Mental illnesses are health conditions that involve changes in behavior, thinking, or emotion. Mental illness can be a combination of these. According to psychiatry.org, 19% of U.S. adults experience some form of mental illness. 4.1% has a severe mental illness, and 8.5% has a diagnosable substance use disorder. Mental illness is nothing to be ashamed of and there are effective treatments to help people manage their condition.
The U.S. Congress established Mental Health Awareness Week (MIAW) in 1990 to recognize efforts by the National Alliance on Mental Illness (NAMI) to educate the public, fight stigma and provide support. MIAW 2020 takes place from October 4 to October 10. This year, the theme is “What People with Mental Illness Want You to Know.”

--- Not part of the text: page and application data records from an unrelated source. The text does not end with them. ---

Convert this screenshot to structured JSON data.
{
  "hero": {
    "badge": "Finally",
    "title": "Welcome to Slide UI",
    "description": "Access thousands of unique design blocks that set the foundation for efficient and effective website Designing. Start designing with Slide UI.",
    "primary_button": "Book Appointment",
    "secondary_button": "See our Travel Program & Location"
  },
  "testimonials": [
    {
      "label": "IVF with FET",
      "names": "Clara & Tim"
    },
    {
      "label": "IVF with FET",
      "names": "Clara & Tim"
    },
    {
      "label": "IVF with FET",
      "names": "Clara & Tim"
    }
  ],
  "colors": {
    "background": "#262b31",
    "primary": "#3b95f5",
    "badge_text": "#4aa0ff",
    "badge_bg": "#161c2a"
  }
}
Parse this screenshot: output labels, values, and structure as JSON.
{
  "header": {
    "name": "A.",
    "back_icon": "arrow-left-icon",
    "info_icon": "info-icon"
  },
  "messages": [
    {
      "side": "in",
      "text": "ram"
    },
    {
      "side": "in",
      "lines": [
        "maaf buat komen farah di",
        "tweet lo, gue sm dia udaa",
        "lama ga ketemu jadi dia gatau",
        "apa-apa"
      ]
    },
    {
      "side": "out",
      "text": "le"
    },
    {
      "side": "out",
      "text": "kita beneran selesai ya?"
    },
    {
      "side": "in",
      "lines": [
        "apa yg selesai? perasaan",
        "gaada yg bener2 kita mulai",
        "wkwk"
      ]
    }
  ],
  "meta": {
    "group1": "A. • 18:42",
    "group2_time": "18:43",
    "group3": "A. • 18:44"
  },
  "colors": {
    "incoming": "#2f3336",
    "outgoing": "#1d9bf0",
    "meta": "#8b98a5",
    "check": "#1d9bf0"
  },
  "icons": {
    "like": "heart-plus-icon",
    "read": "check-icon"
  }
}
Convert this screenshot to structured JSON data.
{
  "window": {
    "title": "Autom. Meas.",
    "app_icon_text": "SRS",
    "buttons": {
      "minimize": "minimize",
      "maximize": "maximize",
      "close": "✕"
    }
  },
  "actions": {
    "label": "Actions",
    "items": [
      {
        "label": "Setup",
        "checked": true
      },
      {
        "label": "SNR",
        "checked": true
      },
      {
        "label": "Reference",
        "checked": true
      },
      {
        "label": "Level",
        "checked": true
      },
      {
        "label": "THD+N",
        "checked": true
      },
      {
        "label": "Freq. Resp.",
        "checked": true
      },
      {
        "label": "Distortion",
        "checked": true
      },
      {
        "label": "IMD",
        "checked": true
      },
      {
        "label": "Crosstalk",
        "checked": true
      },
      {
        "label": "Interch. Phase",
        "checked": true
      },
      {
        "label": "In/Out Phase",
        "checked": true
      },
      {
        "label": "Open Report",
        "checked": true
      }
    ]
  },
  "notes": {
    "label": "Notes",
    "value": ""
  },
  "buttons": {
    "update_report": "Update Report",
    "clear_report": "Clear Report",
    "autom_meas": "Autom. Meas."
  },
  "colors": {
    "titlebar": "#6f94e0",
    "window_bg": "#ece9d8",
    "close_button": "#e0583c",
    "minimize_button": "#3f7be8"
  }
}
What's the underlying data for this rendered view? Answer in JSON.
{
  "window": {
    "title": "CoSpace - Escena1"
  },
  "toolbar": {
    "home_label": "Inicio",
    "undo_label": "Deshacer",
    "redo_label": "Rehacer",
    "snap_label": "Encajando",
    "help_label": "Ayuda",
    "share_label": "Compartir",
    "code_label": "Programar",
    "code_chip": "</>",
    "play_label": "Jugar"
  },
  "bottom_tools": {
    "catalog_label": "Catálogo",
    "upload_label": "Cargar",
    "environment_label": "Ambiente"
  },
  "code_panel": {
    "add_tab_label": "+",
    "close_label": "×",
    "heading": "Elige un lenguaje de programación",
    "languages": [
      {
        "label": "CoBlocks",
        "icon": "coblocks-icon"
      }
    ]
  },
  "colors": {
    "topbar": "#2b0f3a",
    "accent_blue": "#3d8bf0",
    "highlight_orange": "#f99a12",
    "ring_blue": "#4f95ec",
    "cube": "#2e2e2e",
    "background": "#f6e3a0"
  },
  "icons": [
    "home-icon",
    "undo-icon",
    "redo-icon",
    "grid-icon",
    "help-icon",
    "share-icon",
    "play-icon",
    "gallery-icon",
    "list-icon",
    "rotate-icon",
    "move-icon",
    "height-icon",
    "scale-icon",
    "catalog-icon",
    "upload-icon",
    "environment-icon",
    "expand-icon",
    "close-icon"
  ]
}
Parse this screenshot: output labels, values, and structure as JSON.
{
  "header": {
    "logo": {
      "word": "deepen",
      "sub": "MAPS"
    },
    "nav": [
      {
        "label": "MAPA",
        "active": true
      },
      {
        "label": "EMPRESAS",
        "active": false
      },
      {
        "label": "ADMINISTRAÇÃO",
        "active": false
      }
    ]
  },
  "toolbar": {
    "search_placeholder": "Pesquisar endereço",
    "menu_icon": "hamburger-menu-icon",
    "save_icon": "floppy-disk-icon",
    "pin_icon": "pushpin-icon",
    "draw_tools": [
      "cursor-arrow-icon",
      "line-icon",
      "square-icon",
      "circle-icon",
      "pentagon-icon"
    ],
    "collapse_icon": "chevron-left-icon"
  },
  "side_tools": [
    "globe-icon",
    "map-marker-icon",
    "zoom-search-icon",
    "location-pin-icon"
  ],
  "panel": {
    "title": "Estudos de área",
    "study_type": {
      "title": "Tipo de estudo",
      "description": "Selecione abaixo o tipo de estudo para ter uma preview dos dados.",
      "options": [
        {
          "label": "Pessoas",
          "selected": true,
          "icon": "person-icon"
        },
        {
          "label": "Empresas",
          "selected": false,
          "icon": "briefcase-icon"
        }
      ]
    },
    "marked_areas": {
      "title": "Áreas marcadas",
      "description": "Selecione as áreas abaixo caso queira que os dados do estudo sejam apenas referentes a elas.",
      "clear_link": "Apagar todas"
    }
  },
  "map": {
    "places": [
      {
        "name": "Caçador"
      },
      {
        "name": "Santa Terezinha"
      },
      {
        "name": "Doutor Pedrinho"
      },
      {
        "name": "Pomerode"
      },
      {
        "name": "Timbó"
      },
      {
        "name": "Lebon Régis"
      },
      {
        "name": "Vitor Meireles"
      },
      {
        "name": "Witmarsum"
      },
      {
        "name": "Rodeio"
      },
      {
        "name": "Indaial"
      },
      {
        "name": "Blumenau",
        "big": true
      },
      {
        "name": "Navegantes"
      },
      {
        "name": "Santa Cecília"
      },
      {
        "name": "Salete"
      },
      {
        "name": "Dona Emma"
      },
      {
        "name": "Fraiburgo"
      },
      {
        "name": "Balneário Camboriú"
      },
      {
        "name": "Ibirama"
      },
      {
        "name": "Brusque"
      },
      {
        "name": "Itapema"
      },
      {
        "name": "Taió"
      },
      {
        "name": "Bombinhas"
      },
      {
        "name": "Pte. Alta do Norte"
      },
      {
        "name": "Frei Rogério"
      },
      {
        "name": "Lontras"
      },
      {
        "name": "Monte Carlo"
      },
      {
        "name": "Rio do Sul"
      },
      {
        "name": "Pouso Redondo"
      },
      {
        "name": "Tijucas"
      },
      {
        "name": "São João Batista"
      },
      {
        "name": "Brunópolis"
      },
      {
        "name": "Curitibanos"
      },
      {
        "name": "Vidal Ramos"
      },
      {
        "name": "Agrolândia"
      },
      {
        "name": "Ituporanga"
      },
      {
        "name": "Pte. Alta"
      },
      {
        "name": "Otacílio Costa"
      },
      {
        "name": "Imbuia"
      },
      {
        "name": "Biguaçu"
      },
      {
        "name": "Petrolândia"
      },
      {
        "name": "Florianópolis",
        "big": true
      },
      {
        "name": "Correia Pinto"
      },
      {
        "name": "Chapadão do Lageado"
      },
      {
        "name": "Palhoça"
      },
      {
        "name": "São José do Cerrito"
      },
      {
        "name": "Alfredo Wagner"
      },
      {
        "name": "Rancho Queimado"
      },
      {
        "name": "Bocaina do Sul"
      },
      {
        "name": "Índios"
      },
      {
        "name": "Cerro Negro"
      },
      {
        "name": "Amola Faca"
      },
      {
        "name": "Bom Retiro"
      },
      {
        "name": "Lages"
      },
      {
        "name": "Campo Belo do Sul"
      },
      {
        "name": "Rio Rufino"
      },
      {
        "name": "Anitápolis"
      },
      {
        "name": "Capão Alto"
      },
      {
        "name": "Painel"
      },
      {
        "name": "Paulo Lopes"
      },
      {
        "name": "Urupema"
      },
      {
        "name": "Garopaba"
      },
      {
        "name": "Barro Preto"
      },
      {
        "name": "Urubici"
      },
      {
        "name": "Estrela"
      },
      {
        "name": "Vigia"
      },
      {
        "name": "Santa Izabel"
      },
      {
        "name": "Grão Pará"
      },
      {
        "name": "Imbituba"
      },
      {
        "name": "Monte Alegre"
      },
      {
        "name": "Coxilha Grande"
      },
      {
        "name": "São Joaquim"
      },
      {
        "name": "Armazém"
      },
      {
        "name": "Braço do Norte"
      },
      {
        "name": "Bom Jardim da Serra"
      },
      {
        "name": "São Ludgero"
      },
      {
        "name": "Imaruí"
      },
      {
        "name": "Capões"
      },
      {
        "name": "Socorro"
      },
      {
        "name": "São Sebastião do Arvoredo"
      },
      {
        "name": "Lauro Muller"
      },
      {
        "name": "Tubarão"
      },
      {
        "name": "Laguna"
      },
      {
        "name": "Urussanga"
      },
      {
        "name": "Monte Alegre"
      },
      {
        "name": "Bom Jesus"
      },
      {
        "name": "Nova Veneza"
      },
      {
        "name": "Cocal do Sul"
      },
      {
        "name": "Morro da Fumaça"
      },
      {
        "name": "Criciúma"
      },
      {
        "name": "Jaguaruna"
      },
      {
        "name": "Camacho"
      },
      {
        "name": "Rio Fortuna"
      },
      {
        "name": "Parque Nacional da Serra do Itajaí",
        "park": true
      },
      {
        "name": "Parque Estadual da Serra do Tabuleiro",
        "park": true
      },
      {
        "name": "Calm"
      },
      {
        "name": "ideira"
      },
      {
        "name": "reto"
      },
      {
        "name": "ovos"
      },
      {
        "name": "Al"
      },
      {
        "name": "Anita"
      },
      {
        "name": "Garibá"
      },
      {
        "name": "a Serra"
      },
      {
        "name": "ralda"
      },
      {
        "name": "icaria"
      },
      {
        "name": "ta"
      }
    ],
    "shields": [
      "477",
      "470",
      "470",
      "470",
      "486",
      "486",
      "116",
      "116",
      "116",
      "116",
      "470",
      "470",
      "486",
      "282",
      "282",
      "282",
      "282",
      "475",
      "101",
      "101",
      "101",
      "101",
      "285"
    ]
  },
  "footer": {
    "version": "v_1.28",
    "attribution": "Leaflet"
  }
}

Setting aside time to focus on mental health conditions during this week allows mental health advocates across the country to unite as one voice. The year-long “You Are Not Alone” campaign will present stories of people affected by mental illness to fight stigma, educate public, provide support, and show that no one is ever really alone.
This year, the COVID-19 pandemic has brought on new challenges and is proving stressful for many people. Social distancing can increase stress and anxiety as it isolates people and makes them feel lonely. People tend to worry about their health and that of their loved ones and their job. Disease outbreaks like COVID-19 can cause change in sleeping patterns, increased dependence on alcohol and other substances, and worsen mental health conditions.
As a result of this, it is expected that the need for mental health and psychological support will increase significantly in the coming days, months, and years. So, investment in national and international level mental health programs that have already suffered from years of underfunding is more important than ever it has been. This is why the World Federation for Mental Health (WFMH) decide to launch the World Mental Health Day Campaign with the theme “Mental Health For All, Greater Investment-Greater Access.”
World Mental Health Day was first celebrated on October 10, 1992, at the World Federation for Mental Health (WFMH) initiative. It is an international day for worldwide mental health education, awareness, and support against social stigma. Each year on this day, thousands of people join to celebrate this awareness program to bring attention to mental illness and its critical effects on people’s lives globally. This year, WFMH calls for the urgent redress and investment in mental health. Greater investment is needed now more than ever to make sure that everyone, everywhere has access to mental health care.
Here are six ways that can prevent mental illness:
- Screening: To know whether you are experiencing a mental illness, the first thing you should do is to recognize it. Taking a mental health screening is one of the fastest and simplest ways to identify the problem. Screening is a helpful tool to help you begin a conversation with your doctor or to your loved ones about mental health.
- Take care of yourself: Take good care of yourself by having nutritious food, meditation, exercise, practicing good sleeping habits and listening to your body’s needs.
- Stay positive: Research shows that how you think about yourself can have a powerful effect on how you feel. Staying positive will motivate you and reduce the risk of developing depression and anxiety. Try to focus on good things and spend less time thinking of bad things.
- Exercise: Exercise is a powerful medicine to stress, anxiety, depression, and helps you sleep better by improving cognitive function and self-esteem. It boosts overall mood. Outdoor exercise allows exposure to sunlight that helps your body produce vitamin D. The time you spend with nature during your exercise reduces your stress and helps you stay pleasant.
- Take breaks and deal with stress: Taking a break between the things you do will increase your productivity and creativity. If you feel overwhelmed with work, doing breathing exercises can help you relax. This will refreshes the mind and promote creativity.
- Get help: If you feel like you need help, ask for it without delay. Mental health conditions can become worse if you wait until your symptoms get bad.
Get involved – ensure that no one who needs help is left behind!